Although naming APIs can seem like a simple task, there are conventions you should follow to make the developers’ work easier.
Naming an API is important because developers often rely on the name to assess what kind of information they’ll deal with.
Therefore, naming should make things clear and minimize the chances of confusion.
If it’s not done right, it could mislead the developers, causing them to waste time and effort, ultimately building frustration.
And frustrating your users won’t make them want to use your APIs more.
That’s why there are some established naming conventions you should follow.
For example, take a look at the Google Maps request below.
That request features some of the API naming conventions that are advisable to use.
One of them is to use pluralized nouns instead of verbs to specify the resource.
In the example above, Google used “directions” instead of “getDirections”, “createDirections” or some other combination of verb and noun.
Another convention is to use forward slashes for hierarchy but to omit one at the end.
Above is a good example from Google of using forward slashes between individual elements.
On the other hand, software engineer Nadin Pethyagoda shows a name ending in a forward slash as an example of what not to do, which you can see below.
Among useful naming conventions is also letting your users know what version of the API they’re using.
Take a look at how Etsy does that:
That way, users can clearly see that they’re using version three.
These are just some naming conventions you can use to make your APIs more user-friendly.
There are also important ones like:
- Use American English
- Use proper grammar
- Avoid jargon
- Make names simple and intuitive
Relying on naming conventions like those will make your APIs feel familiar to your users right from the start.
Include Descriptive Error Codes
Sooner or later, an API error code will show up. When that happens, it’s essential that its content is clearly understandable to the developer.
That’s because error codes help a developer diagnose and fix the error. If they don’t convey enough, they can also make the process lengthy and tedious.

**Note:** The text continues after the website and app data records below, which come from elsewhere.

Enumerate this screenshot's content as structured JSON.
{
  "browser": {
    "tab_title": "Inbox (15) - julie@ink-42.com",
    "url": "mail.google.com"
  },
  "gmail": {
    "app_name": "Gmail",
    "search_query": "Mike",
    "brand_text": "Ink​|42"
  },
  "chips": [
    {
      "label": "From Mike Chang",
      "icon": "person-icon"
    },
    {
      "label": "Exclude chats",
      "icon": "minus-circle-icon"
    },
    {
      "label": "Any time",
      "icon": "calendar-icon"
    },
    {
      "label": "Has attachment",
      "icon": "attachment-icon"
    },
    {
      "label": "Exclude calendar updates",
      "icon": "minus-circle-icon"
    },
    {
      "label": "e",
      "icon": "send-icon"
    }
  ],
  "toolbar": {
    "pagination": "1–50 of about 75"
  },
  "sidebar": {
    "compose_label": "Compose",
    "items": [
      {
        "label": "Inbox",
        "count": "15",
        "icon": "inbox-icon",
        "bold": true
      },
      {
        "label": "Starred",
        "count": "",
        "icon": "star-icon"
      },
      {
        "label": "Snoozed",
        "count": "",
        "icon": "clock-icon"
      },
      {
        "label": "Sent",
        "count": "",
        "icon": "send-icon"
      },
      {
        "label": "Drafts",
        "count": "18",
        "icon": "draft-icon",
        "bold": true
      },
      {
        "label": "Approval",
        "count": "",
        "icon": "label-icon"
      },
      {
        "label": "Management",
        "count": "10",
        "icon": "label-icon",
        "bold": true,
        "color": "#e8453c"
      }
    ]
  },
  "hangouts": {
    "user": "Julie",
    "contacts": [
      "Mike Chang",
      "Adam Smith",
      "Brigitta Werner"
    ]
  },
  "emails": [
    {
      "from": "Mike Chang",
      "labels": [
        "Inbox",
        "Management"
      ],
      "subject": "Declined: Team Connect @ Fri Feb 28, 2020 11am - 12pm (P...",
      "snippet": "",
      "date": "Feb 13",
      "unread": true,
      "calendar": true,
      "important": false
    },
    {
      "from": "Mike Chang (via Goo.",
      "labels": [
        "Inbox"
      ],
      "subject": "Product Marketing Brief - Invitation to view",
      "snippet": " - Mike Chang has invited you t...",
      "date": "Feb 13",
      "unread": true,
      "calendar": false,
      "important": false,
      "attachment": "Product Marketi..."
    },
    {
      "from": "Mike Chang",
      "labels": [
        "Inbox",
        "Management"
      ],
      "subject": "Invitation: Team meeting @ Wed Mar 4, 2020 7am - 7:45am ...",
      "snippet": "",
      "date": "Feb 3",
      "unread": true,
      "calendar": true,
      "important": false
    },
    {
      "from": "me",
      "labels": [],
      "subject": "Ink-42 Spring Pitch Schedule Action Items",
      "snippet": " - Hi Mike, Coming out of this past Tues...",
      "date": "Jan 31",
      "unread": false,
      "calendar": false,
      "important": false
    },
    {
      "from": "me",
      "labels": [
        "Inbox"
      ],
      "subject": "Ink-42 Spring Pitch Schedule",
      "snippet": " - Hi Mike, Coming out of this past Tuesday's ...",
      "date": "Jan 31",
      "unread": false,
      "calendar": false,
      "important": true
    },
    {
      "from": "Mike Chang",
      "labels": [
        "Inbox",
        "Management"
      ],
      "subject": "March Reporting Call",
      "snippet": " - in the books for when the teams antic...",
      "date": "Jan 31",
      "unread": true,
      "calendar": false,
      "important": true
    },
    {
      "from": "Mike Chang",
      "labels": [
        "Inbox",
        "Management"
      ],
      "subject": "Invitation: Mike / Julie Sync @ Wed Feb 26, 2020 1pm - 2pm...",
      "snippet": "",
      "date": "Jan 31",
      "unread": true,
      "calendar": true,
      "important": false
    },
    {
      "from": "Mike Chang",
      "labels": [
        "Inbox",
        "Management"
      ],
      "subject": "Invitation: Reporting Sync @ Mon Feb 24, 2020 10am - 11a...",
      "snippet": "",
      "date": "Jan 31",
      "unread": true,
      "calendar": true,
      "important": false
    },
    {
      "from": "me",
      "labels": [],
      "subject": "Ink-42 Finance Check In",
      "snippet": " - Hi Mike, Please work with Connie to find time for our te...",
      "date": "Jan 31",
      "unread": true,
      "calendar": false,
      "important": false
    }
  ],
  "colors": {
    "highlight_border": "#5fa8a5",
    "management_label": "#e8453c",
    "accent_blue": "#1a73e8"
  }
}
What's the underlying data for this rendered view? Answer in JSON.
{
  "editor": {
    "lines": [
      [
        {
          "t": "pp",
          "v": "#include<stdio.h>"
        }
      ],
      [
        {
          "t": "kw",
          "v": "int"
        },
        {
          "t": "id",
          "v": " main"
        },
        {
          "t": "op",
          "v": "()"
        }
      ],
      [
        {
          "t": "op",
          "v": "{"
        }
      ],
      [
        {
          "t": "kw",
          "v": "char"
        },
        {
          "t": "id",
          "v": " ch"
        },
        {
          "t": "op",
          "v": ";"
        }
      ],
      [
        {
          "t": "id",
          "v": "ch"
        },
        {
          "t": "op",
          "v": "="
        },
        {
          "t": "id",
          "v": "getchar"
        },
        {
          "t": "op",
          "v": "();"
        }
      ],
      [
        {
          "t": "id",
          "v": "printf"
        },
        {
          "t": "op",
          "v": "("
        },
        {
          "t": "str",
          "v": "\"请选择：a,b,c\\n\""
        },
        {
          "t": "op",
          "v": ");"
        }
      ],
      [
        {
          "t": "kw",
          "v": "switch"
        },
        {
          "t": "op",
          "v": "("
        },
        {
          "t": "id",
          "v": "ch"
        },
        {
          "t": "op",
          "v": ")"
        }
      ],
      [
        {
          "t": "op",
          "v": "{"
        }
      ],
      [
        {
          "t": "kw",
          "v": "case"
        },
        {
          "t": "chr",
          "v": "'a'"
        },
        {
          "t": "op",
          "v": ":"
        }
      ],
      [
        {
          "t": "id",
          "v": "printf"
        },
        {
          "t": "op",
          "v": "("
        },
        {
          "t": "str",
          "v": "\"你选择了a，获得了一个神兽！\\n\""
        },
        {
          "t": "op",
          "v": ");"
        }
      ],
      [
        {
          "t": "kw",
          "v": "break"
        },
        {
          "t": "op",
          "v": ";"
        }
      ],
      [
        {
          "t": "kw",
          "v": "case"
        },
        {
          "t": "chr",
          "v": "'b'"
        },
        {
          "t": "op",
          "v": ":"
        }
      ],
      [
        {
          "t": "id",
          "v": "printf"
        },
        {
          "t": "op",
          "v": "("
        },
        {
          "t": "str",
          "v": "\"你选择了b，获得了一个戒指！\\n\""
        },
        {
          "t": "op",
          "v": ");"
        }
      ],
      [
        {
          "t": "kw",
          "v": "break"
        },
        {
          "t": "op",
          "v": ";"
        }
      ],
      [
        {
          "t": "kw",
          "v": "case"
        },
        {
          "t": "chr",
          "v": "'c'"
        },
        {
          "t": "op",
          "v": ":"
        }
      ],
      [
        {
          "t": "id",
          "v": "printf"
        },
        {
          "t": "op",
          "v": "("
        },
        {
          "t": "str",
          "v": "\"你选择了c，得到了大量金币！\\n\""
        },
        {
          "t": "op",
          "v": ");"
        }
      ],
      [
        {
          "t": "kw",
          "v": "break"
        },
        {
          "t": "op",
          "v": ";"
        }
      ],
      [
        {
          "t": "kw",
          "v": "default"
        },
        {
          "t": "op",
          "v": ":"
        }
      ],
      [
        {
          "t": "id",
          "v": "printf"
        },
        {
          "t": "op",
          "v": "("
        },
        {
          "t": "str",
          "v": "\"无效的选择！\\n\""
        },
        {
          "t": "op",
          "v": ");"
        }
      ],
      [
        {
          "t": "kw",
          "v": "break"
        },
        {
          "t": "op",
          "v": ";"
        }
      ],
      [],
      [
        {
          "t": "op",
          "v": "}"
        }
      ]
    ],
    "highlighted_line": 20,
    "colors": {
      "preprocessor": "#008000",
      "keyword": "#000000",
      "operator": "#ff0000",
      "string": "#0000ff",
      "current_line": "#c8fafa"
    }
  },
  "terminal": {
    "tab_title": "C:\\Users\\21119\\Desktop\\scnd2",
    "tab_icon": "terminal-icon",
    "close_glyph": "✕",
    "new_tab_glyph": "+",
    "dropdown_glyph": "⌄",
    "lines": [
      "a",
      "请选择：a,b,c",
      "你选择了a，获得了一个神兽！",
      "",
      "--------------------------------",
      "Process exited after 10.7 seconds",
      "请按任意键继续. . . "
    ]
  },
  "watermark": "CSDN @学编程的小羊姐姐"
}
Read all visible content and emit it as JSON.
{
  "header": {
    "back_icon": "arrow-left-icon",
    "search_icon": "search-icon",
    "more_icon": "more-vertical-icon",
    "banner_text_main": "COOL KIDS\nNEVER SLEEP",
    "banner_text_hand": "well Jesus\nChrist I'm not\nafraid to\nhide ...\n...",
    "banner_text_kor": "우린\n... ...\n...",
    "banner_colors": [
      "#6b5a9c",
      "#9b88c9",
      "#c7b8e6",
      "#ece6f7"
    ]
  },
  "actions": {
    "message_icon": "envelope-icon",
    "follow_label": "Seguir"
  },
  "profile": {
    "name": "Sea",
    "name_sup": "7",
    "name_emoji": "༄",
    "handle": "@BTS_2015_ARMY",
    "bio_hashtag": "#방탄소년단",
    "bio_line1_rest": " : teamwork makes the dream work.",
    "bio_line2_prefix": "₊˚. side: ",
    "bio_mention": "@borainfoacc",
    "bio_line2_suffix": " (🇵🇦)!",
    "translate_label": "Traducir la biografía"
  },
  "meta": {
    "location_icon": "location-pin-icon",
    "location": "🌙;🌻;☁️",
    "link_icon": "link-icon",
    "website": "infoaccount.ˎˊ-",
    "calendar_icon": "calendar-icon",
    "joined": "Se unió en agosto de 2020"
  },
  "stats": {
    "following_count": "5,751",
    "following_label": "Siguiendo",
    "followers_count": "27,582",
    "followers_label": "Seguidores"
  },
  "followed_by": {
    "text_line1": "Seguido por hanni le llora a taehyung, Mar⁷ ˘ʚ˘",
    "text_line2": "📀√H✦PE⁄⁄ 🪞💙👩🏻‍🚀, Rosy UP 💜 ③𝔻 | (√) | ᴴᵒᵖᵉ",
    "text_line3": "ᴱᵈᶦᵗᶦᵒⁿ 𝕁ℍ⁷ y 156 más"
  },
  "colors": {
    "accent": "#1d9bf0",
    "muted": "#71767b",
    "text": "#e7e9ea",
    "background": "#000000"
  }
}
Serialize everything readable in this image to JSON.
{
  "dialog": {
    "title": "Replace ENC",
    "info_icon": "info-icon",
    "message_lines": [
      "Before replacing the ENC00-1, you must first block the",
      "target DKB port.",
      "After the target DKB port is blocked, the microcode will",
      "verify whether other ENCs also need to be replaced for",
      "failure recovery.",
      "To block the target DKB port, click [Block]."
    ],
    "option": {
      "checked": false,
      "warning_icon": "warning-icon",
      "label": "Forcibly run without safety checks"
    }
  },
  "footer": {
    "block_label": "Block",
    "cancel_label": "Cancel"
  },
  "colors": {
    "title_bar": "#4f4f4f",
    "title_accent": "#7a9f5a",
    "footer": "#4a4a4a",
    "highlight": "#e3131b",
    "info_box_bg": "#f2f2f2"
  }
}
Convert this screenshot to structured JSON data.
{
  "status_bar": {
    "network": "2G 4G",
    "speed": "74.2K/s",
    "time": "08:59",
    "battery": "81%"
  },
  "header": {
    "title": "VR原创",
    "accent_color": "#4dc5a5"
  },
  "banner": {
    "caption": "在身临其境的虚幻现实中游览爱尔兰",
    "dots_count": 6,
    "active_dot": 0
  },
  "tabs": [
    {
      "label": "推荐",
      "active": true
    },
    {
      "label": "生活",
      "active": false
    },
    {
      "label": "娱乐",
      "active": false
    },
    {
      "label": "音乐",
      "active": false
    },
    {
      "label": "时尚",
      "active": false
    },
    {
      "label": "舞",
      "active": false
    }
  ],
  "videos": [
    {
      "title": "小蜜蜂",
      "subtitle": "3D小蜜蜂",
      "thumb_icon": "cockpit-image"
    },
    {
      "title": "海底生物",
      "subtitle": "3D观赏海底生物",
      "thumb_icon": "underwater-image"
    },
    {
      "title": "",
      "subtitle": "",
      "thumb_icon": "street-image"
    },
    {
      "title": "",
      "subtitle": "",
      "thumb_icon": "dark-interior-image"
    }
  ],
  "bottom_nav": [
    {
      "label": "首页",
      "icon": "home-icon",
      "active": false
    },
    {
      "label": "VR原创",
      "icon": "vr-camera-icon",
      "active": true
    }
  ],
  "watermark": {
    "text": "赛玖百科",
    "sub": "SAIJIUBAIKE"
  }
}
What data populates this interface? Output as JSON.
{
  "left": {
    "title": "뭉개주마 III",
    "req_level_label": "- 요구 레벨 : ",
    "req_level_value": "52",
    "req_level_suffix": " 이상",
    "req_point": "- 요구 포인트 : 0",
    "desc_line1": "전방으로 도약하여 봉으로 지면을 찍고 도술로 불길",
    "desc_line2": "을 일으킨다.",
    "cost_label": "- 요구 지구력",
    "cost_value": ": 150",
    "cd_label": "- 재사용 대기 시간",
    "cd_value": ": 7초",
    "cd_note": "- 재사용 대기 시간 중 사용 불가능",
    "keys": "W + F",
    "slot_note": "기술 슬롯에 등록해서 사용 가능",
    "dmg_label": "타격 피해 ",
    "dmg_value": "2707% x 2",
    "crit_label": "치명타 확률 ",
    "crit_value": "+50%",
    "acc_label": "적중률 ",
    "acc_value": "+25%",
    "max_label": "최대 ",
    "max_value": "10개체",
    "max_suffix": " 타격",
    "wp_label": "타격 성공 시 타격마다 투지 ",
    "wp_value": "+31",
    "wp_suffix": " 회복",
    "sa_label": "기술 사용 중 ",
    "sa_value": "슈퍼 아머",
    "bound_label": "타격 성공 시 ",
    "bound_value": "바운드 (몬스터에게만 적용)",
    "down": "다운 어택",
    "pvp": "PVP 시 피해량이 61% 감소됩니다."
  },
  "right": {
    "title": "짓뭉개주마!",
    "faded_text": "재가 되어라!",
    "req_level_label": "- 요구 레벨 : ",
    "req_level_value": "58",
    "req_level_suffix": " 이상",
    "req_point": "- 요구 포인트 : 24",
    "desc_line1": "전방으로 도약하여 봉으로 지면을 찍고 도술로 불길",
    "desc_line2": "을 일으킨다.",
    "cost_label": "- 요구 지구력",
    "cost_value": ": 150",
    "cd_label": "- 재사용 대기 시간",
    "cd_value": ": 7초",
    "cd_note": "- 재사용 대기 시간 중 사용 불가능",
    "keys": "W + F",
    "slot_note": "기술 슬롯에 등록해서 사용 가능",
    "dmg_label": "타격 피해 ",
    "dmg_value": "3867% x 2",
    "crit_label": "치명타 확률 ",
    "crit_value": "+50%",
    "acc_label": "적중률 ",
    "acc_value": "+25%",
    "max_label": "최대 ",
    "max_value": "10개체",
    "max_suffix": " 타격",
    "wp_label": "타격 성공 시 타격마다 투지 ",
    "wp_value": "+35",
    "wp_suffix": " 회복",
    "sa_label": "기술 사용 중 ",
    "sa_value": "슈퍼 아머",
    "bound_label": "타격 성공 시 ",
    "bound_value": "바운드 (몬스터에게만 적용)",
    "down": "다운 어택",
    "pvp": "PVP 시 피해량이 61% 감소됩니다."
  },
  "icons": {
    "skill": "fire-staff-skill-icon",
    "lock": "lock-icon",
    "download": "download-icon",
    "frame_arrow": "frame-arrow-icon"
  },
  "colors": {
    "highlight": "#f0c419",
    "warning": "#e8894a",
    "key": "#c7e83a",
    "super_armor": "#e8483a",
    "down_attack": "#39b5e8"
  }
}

It all depends on the content of the message.
So, what should a great error code do? Here’s Kristopher Sandoval, a web developer and author, with his take:
In other words, an error code should be descriptive, providing a developer with the necessary information about the problem and its cause.
If the error code is not like that, it’s unhelpful, as it only partially conveys information about the issue.
For example, take a look at the error message below.
What can a developer learn from it?
Not much, apart from the fact that the server can’t process a request and that the problem occurred on the client side (because it’s in the 4xx range).
On the other hand, there’s an error message like this:
Here we have more information.
In addition to the information that the error is on the client’s side, we know there is a problem with the request header or cookie.
From here, there are possible solutions, like clearing the cache and removing the cookies for a problematic website.
Let’s look at another example of a helpful error message, this time from Twitter.
Here we have a code number and a description of the error.
We can already see from the description that there’s a problem with authentication data.
However, what’s even more helpful is the code number, which we can look up in Twitter’s API documentation, and we’ll know in detail why the error occurred.
We now know that either we didn’t present any authentication data or it was invalid.
The point is that the error messages don’t need to be the length of a short story to be helpful.
Even brief messages can be descriptive enough to put a developer on the right path to fixing it—often, that will be more than enough.
As we’ve discussed in this article, there are various ways to make your APIs developer-friendly.
You can make an effort to get to know your developers and understand their needs. Also, having comprehensive API documentation goes a long way in making APIs more accessible.
Ease of adoption is another important factor because many developers won’t have the patience or time for complicated APIs.
Furthermore, following API naming conventions and providing descriptive error codes can make your APIs significantly easier to use.
All those methods are undeniably useful—try them out, and the results will come.